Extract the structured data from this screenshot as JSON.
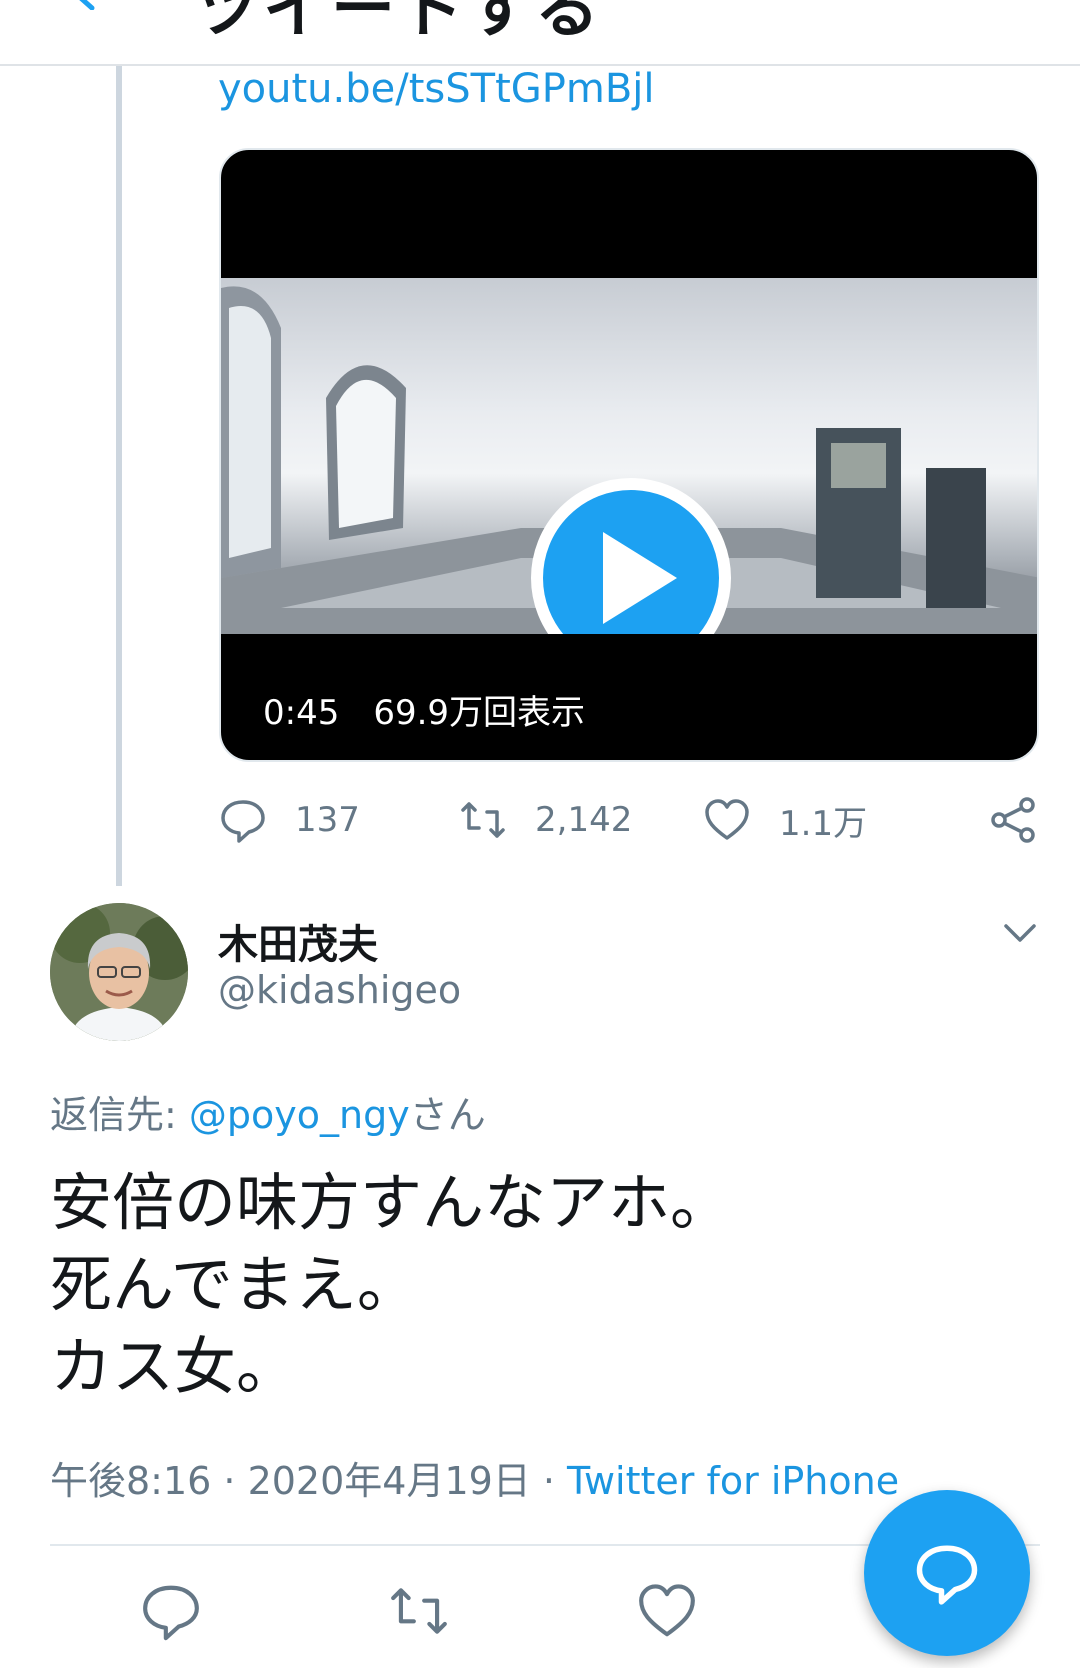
{
  "header": {
    "title": "ツイートする"
  },
  "tweet": {
    "link": "youtu.be/tsSTtGPmBjl",
    "video": {
      "duration": "0:45",
      "views": "69.9万回表示"
    },
    "actions": {
      "replies": "137",
      "retweets": "2,142",
      "likes": "1.1万"
    }
  },
  "reply": {
    "author_name": "木田茂夫",
    "author_handle": "@kidashigeo",
    "reply_label": "返信先: ",
    "reply_mention": "@poyo_ngy",
    "reply_suffix": "さん",
    "body_lines": [
      "安倍の味方すんなアホ。",
      "死んでまえ。",
      "カス女。"
    ],
    "time": "午後8:16 · 2020年4月19日 · ",
    "source": "Twitter for iPhone"
  },
  "colors": {
    "accent": "#1da1f2",
    "link": "#1b95e0",
    "muted": "#657786"
  }
}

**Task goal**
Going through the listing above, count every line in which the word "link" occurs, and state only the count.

**Solution to the problem**
2